People ask me why I need Hunter, my service dog. Most people assume it’s military related but that’s not the case for me. My PTSD is what they call, “childhood onset.” I was in the Air Force, to be sure, but only for two years as a second lieutenant, Chaplain Candidate. The only trauma I experienced in the Air Force was when they tried to teach us chaplains how to march in Chaplain School, down in Montgomery, Alabama. Actually, it was terribly funny. The sergeant wasn’t speaking English. At least not the English language I was familiar with! It’s not my fault I didn’t hear “halt!” or “about face!” Imagine it…
I suffered a variety of traumas that led to my PTSD. Here is the first of several that I will share now-and-then. It’s just shy of 500 words – in case you want to know.
Blood on the pavement. Lots of blood on the pavement. I wake up and see boots. They are black and reached up the leg of the policeman. A motorcycle cop. I don’t remember pain. It doesn’t hurt.
Dad told me not to ride my tricycle down the driveway. The driveway emptied out onto a major highway, even though the speed limit for the highway in town was 25. I was four years old and the fun of riding down the driveway seemed at the time to be more fun than it was naughty. I had to make a turn at the bottom of the drive or go straight into the street.
I tried to make the turn but the tricycle fell over on me. I was in the street. I remember looking at my foot. It was trapped in the spokes and I couldn’t free it. Then it all went black. I was dragged about 50 feet down the street underneath the car before the driver stopped. I woke in a puddle of blood. Lots of blood.
Someone picked me up from behind and I briefly passed out. A pickup truck. A red truck and I passed out again.
The room, the emergency room, seemed to be dimly lit to me when I woke again. A doctor with a mask on and gloves approached me with a needle. This time I passed out for a long time.

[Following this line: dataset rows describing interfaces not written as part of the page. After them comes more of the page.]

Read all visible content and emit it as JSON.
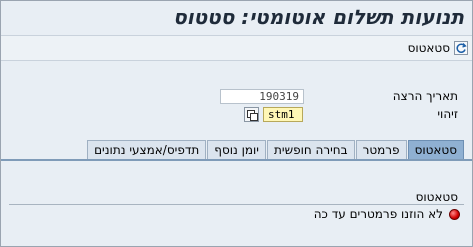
{
  "window": {
    "title": "תנועות תשלום אוטומטי: סטטוס"
  },
  "toolbar": {
    "status_button_label": "סטאטוס"
  },
  "form": {
    "run_date_label": "תאריך הרצה",
    "run_date_value": "190319",
    "id_label": "זיהוי",
    "id_value": "stm1"
  },
  "tabs": [
    {
      "label": "סטאטוס",
      "active": true
    },
    {
      "label": "פרמטר",
      "active": false
    },
    {
      "label": "בחירה חופשית",
      "active": false
    },
    {
      "label": "יומן נוסף",
      "active": false
    },
    {
      "label": "תדפיס/אמצעי נתונים",
      "active": false
    }
  ],
  "status_panel": {
    "title": "סטאטוס",
    "message": "לא הוזנו פרמטרים עד כה",
    "light_color": "#d20000"
  }
}
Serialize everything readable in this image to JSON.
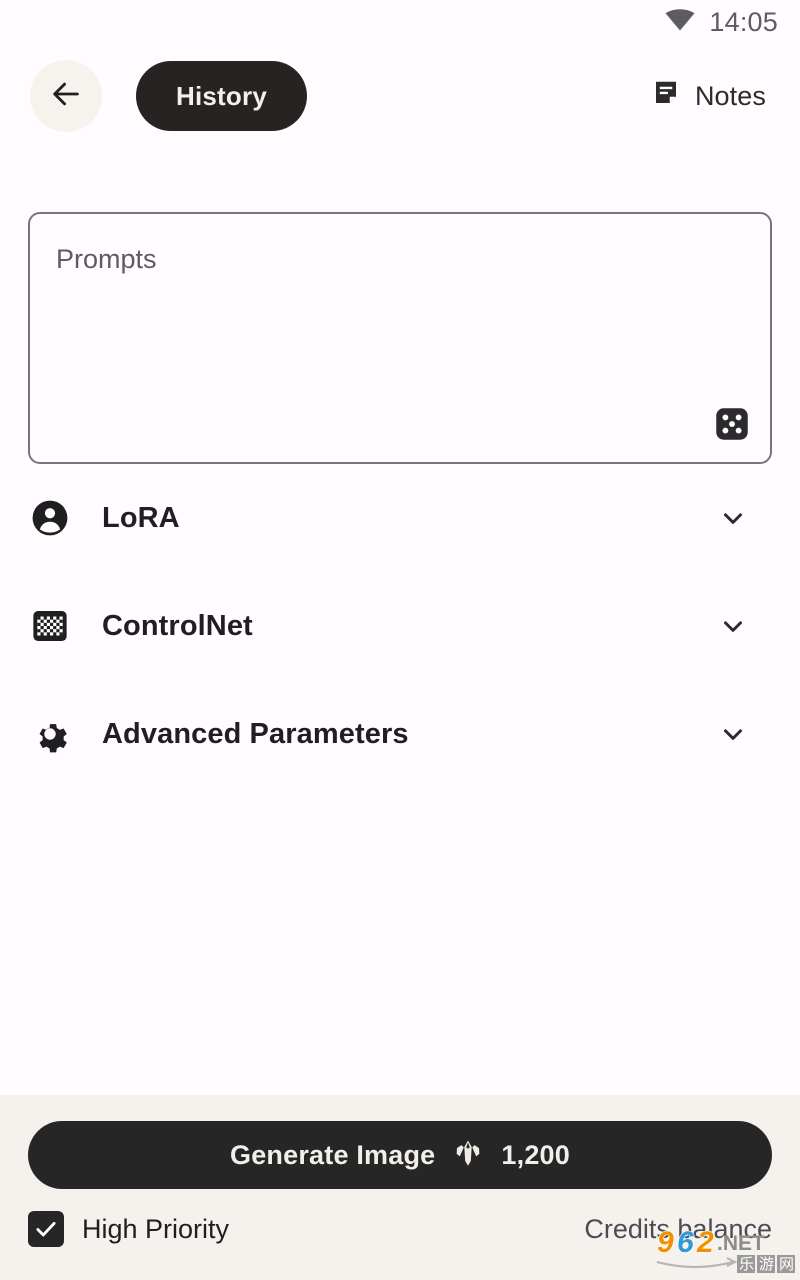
{
  "status_bar": {
    "time": "14:05",
    "wifi_icon": "wifi-icon"
  },
  "appbar": {
    "back_icon": "arrow-left-icon",
    "history_label": "History",
    "notes_label": "Notes",
    "notes_icon": "note-icon"
  },
  "prompt": {
    "placeholder": "Prompts",
    "value": "",
    "dice_icon": "dice-icon"
  },
  "sections": [
    {
      "label": "LoRA",
      "icon": "account-circle-icon",
      "expander_icon": "chevron-down-icon"
    },
    {
      "label": "ControlNet",
      "icon": "checkerboard-grid-icon",
      "expander_icon": "chevron-down-icon"
    },
    {
      "label": "Advanced Parameters",
      "icon": "gear-icon",
      "expander_icon": "chevron-down-icon"
    }
  ],
  "bottom": {
    "generate_label": "Generate Image",
    "generate_cost": "1,200",
    "gem_icon": "crystal-gem-icon",
    "high_priority_label": "High Priority",
    "high_priority_checked": true,
    "credits_balance_label": "Credits balance"
  },
  "watermark": {
    "digits": "962",
    "suffix": ".NET",
    "subtitle": "乐游网"
  },
  "colors": {
    "page_background": "#FFFBFF",
    "bottom_bar_background": "#F5F1EC",
    "accent_dark": "#262422",
    "button_dark": "#262626",
    "back_button_background": "#F6F3EF",
    "border": "#79747E",
    "placeholder_text": "#5D5C63",
    "watermark_orange": "#F29100",
    "watermark_blue": "#2E9BD6"
  }
}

I was badly injured. From being dragged down the street I had abrasion wounds that covered the left side of my face and my left arm. My left clavicle was broken. I had a serious head injury, probably from when the car initially hit me. I truly was quite fortunate that my neck was not broken.
I woke again in a hospital bed, or rather a crib. I must have been sedated because the first bit of time (days) is a muddled mess in my head. What I do remember is the nurse changing the bandages on my arm. It seemed that every time she removed the old bandage it pulled away fresh new tissue. I remember screaming.
I remember bed baths and changing sheets. It felt good to be clean.
I don’t remember any visitors, although I’m sure my mom came. What I do remember is finding a teddy bear in the crib with me. It was perfect. It was a tan koala bear lying down with its head resting on its front paw. I loved it and remember getting a lot of comfort from it even after I went home.
I did eventually go home. I was able to remove the figure-8 brace from my back used to stabilize my shoulder for short periods of time. I remember mom picking scabs off my face. It felt like I imagine shedding skin would feel for a snake. The head wound was slow to heal and I remember the shoulder brace had to be worn for a long time.